**Provided entries**
-----
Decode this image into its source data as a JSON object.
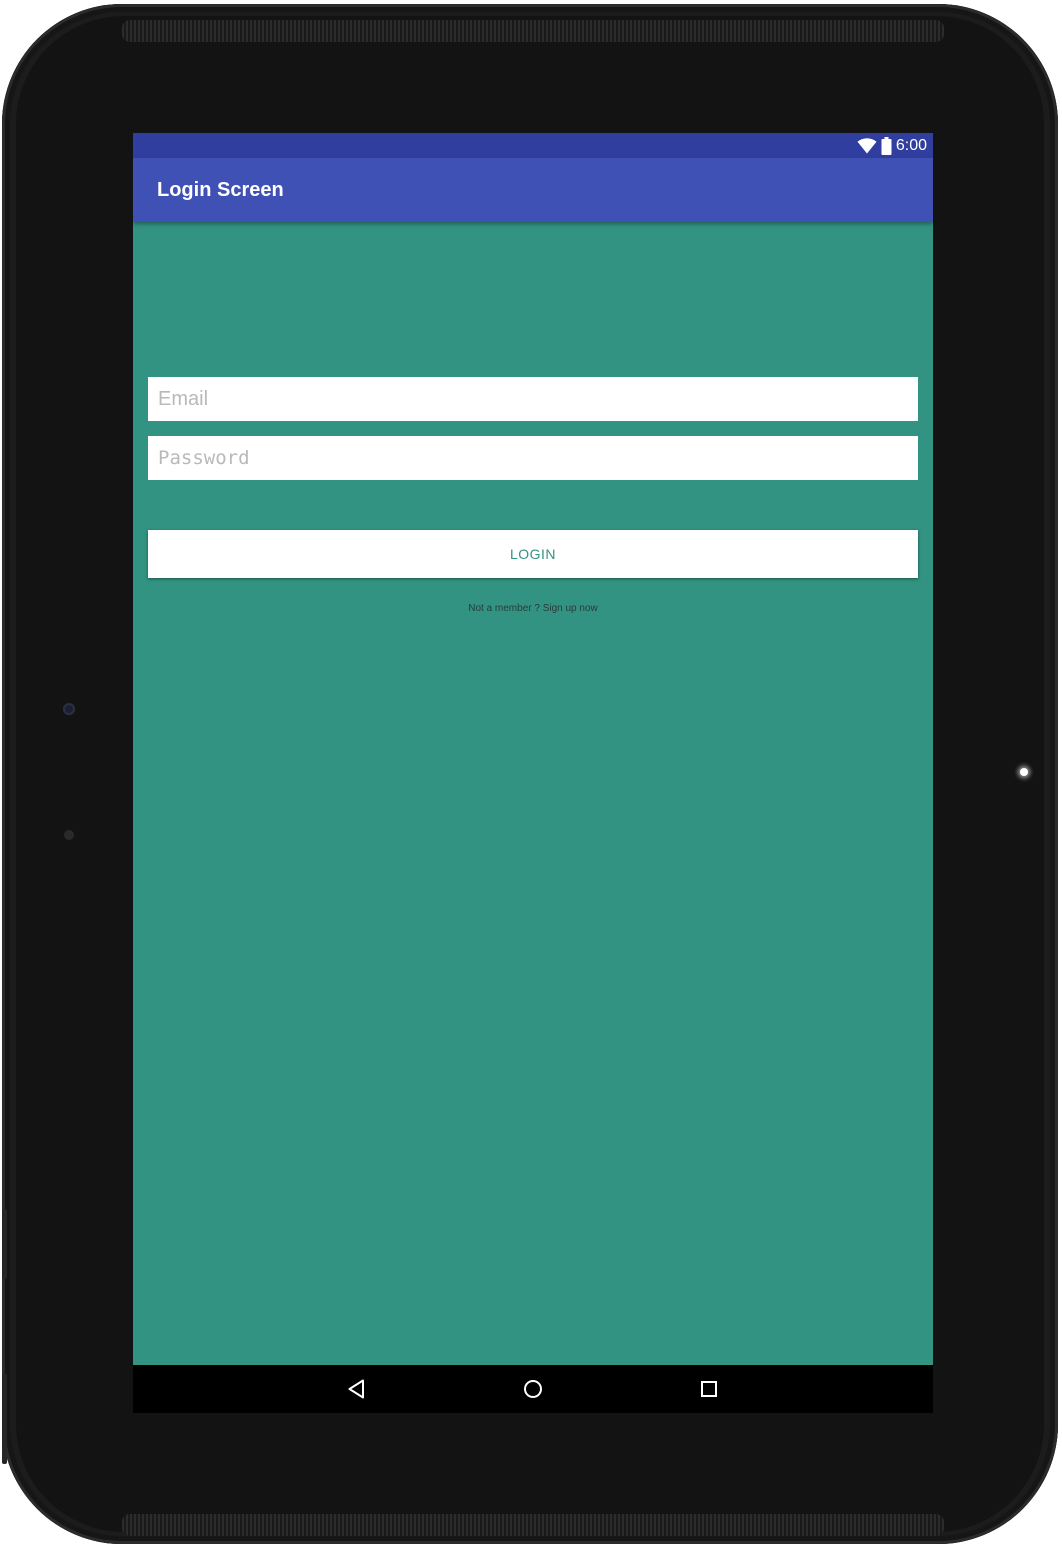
{
  "status_bar": {
    "time": "6:00",
    "wifi_icon": "wifi-icon",
    "battery_icon": "battery-icon"
  },
  "app_bar": {
    "title": "Login Screen"
  },
  "form": {
    "email": {
      "value": "",
      "placeholder": "Email"
    },
    "password": {
      "value": "",
      "placeholder": "Password"
    },
    "login_label": "LOGIN",
    "signup_text": "Not a member ? Sign up now"
  },
  "nav_bar": {
    "back_icon": "back-icon",
    "home_icon": "home-icon",
    "recents_icon": "recents-icon"
  },
  "colors": {
    "status_bar": "#303f9f",
    "app_bar": "#3f51b5",
    "background": "#329382",
    "accent_text": "#329382"
  }
}
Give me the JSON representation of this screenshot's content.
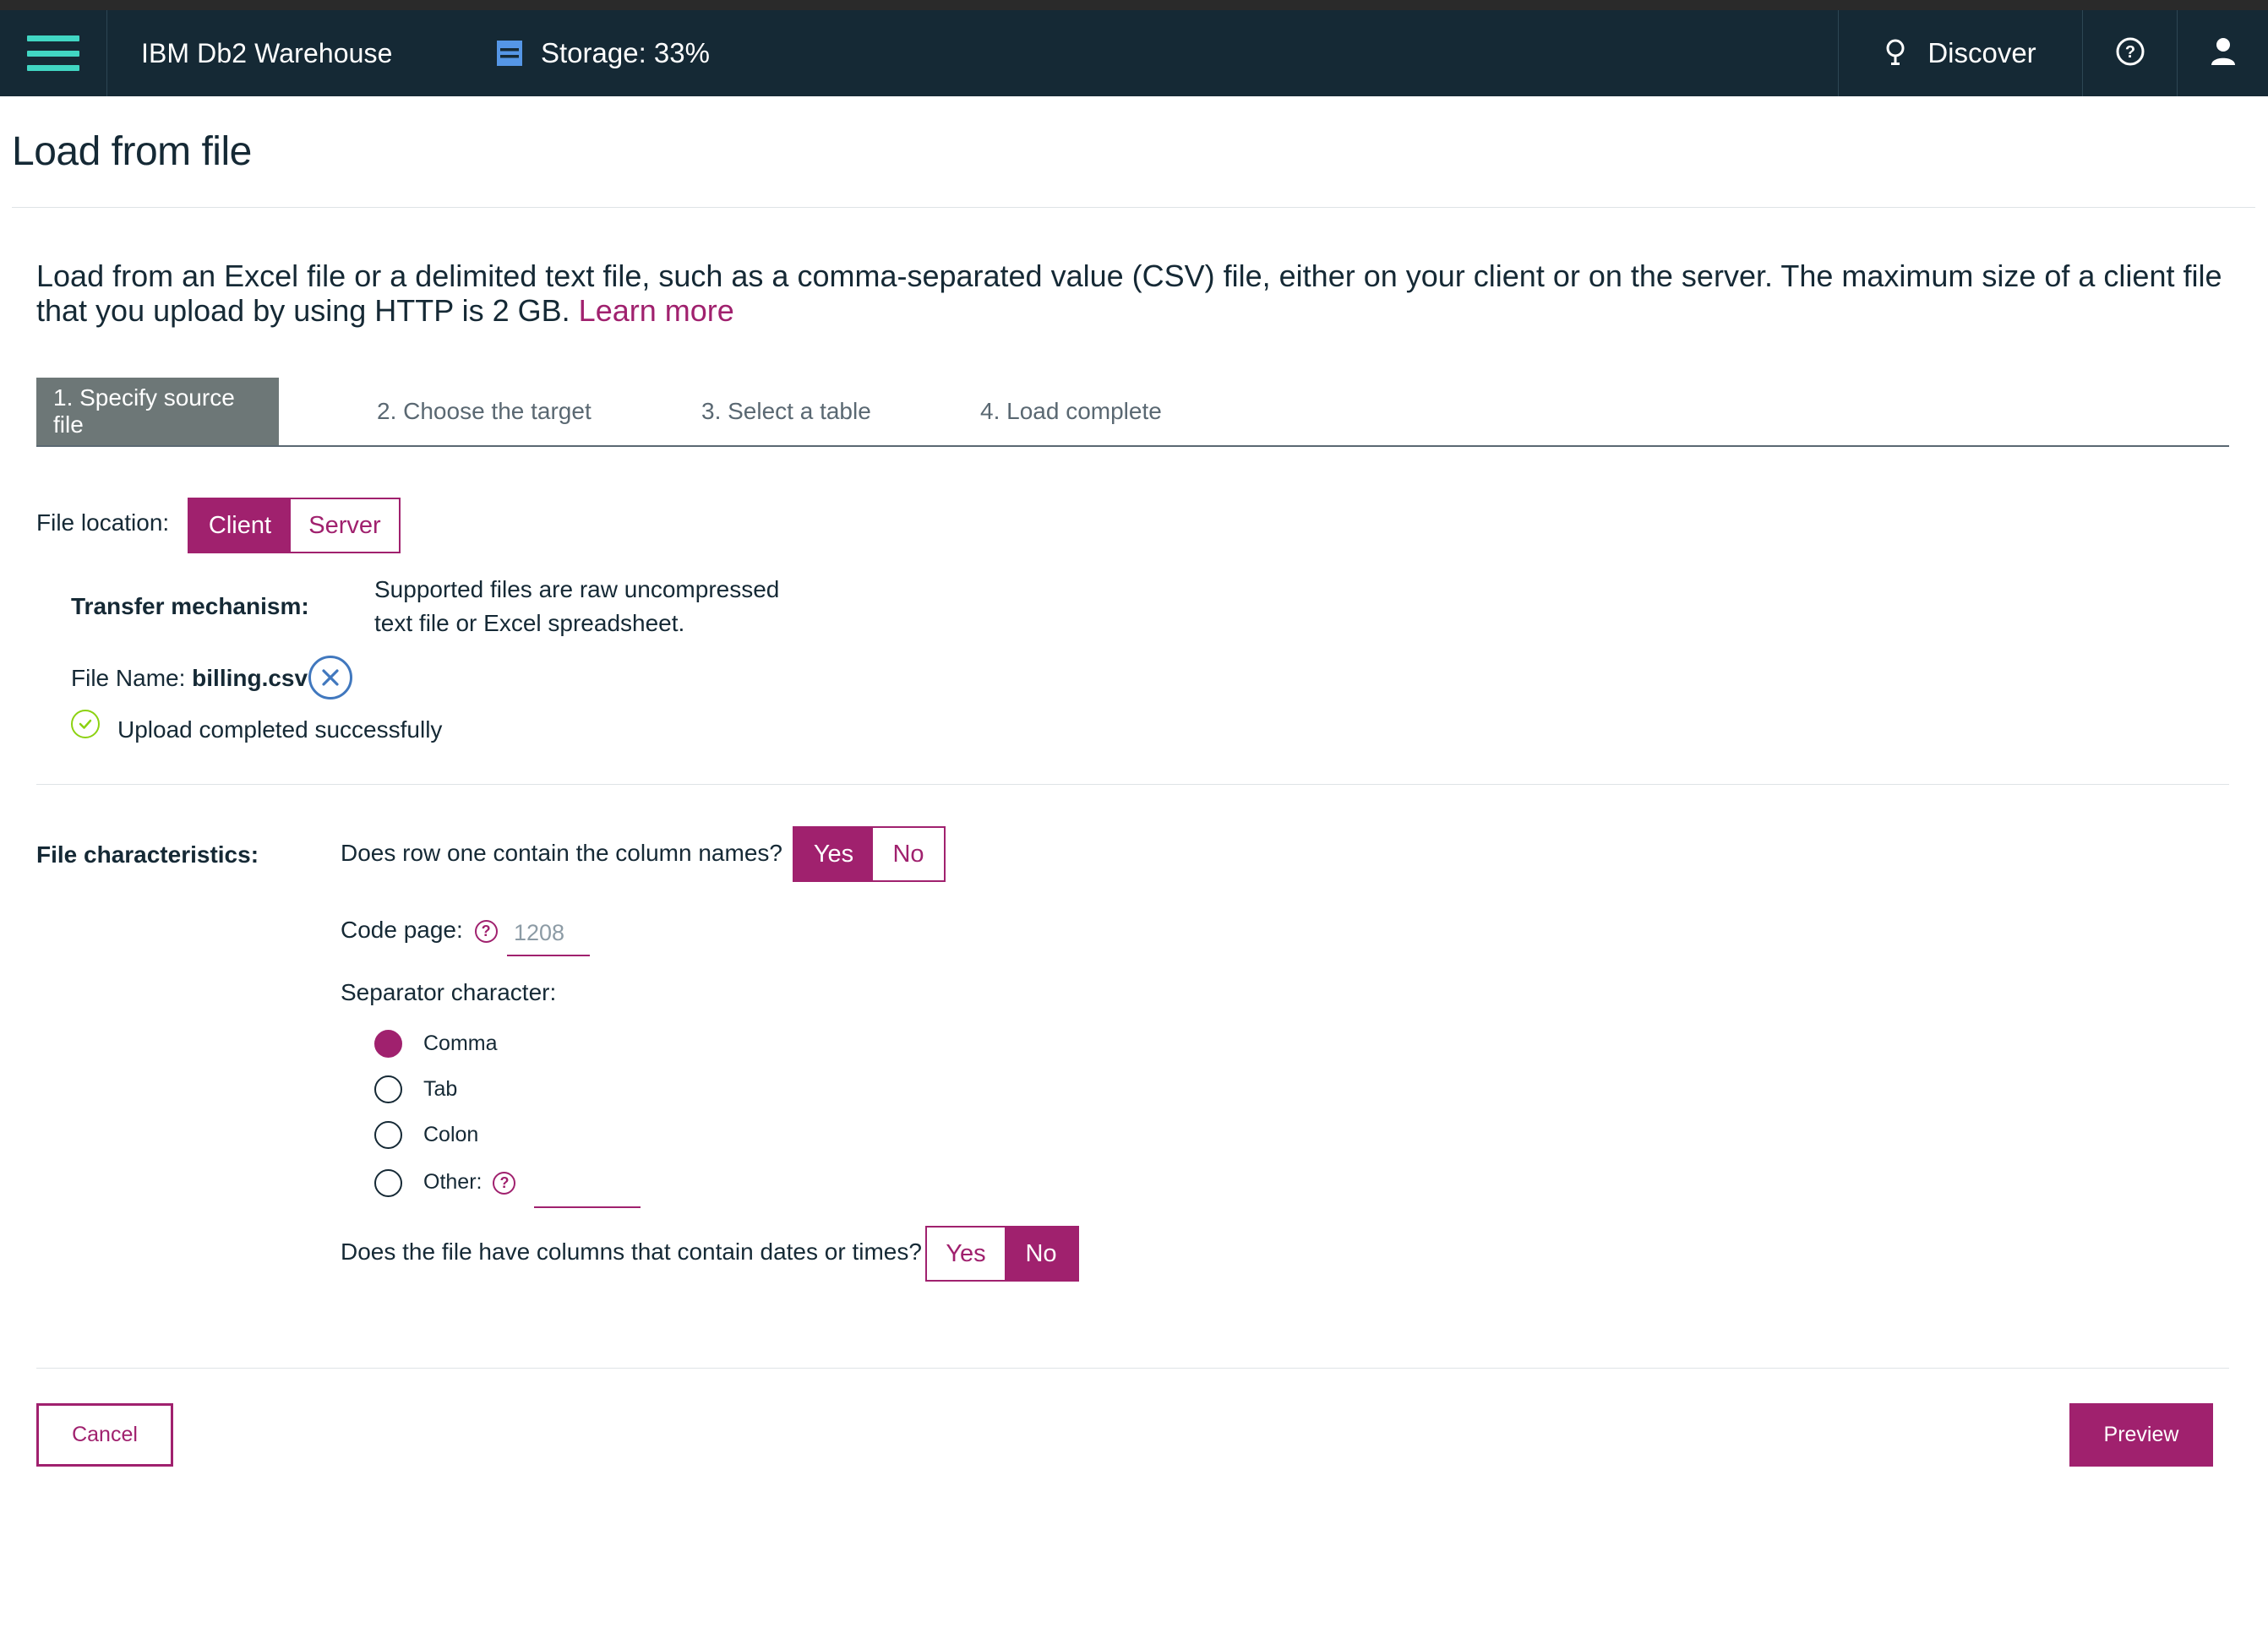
{
  "header": {
    "app_name": "IBM Db2 Warehouse",
    "storage_label": "Storage: 33%",
    "storage_percent": 33,
    "discover_label": "Discover",
    "icons": {
      "menu": "hamburger-menu-icon",
      "storage": "database-icon",
      "discover": "lightbulb-icon",
      "help": "help-icon",
      "user": "user-icon"
    }
  },
  "page": {
    "title": "Load from file",
    "intro": "Load from an Excel file or a delimited text file, such as a comma-separated value (CSV) file, either on your client or on the server. The maximum size of a client file that you upload by using HTTP is 2 GB.",
    "learn_more": "Learn more"
  },
  "steps": [
    {
      "label": "1. Specify source file",
      "active": true
    },
    {
      "label": "2. Choose the target",
      "active": false
    },
    {
      "label": "3. Select a table",
      "active": false
    },
    {
      "label": "4. Load complete",
      "active": false
    }
  ],
  "file_location": {
    "label": "File location:",
    "options": [
      "Client",
      "Server"
    ],
    "selected": "Client"
  },
  "transfer": {
    "label": "Transfer mechanism:",
    "note_line1": "Supported files are raw uncompressed",
    "note_line2": "text file or Excel spreadsheet."
  },
  "upload": {
    "file_name_label": "File Name:",
    "file_name": "billing.csv",
    "status": "Upload completed successfully"
  },
  "characteristics": {
    "label": "File characteristics:",
    "header_question": "Does row one contain the column names?",
    "header_options": [
      "Yes",
      "No"
    ],
    "header_selected": "Yes",
    "code_page_label": "Code page:",
    "code_page_value": "1208",
    "separator_label": "Separator character:",
    "separators": [
      "Comma",
      "Tab",
      "Colon",
      "Other:"
    ],
    "separator_selected": "Comma",
    "dates_question": "Does the file have columns that contain dates or times?",
    "dates_options": [
      "Yes",
      "No"
    ],
    "dates_selected": "No"
  },
  "footer": {
    "cancel": "Cancel",
    "preview": "Preview"
  },
  "colors": {
    "accent": "#a0216e",
    "header_bg": "#152935",
    "menu_icon": "#41d6c3",
    "success": "#8cd211",
    "info_blue": "#4178be"
  }
}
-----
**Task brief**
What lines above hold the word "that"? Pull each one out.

**Response to the task**
    "intro": "Load from an Excel file or a delimited text file, such as a comma-separated value (CSV) file, either on your client or on the server. The maximum size of a client file that you upload by using HTTP is 2 GB.",
    "dates_question": "Does the file have columns that contain dates or times?",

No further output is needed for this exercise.